**Listed records**
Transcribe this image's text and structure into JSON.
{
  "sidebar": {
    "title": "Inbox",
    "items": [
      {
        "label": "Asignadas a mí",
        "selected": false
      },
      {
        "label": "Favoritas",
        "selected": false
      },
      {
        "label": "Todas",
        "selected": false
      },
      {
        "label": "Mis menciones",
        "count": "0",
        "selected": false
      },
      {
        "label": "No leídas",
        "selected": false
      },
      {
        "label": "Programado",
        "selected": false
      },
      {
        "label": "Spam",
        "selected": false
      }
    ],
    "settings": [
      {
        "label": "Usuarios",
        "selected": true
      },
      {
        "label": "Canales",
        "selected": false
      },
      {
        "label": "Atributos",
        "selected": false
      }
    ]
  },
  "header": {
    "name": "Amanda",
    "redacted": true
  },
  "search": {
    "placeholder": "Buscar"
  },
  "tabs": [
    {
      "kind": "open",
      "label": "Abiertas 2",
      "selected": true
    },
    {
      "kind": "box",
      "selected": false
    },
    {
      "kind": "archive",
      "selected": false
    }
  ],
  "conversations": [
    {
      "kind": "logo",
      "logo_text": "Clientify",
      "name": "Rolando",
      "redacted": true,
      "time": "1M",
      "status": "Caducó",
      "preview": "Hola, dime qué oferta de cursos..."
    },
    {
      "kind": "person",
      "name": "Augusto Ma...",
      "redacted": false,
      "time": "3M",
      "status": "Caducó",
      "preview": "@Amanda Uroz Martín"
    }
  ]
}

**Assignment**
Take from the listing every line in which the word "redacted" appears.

**Result below**
    "redacted": true
      "redacted": true,
      "redacted": false,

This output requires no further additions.